[Web page and app entries]

-.-.-

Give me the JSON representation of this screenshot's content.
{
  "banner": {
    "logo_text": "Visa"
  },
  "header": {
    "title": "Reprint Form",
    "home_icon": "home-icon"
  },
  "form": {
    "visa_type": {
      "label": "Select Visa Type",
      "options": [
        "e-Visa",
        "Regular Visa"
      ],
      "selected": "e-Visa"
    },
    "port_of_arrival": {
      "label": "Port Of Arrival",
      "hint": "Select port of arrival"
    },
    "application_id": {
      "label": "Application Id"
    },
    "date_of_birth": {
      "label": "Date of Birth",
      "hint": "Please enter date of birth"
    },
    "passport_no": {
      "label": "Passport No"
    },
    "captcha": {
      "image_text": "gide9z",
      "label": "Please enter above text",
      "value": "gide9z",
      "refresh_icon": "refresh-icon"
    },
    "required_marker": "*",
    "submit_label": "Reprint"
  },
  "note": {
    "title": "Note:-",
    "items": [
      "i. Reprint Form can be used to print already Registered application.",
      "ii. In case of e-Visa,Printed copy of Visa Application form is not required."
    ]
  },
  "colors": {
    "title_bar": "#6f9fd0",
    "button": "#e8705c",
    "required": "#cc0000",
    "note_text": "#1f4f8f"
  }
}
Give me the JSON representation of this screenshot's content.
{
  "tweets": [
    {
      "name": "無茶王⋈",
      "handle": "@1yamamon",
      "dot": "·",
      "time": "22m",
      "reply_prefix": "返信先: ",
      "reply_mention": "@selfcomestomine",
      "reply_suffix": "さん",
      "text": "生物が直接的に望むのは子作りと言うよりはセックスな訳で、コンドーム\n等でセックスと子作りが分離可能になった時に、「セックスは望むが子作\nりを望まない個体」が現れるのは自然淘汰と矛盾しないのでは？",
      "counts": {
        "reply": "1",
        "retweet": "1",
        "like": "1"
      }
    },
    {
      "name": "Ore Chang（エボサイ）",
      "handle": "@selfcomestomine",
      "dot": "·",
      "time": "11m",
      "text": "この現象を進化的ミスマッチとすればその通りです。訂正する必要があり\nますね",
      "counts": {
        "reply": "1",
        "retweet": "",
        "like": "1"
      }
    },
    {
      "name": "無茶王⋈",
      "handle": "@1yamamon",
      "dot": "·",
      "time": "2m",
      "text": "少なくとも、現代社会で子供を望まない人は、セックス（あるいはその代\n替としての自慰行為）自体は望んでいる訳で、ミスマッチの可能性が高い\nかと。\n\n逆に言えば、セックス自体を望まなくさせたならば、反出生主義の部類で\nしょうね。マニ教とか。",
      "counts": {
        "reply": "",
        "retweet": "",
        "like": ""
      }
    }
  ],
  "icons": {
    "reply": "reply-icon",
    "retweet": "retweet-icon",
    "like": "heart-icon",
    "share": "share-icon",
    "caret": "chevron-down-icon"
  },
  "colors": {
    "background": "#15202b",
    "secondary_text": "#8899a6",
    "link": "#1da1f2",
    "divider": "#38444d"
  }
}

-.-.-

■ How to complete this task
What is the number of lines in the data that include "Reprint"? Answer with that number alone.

■ Result below
3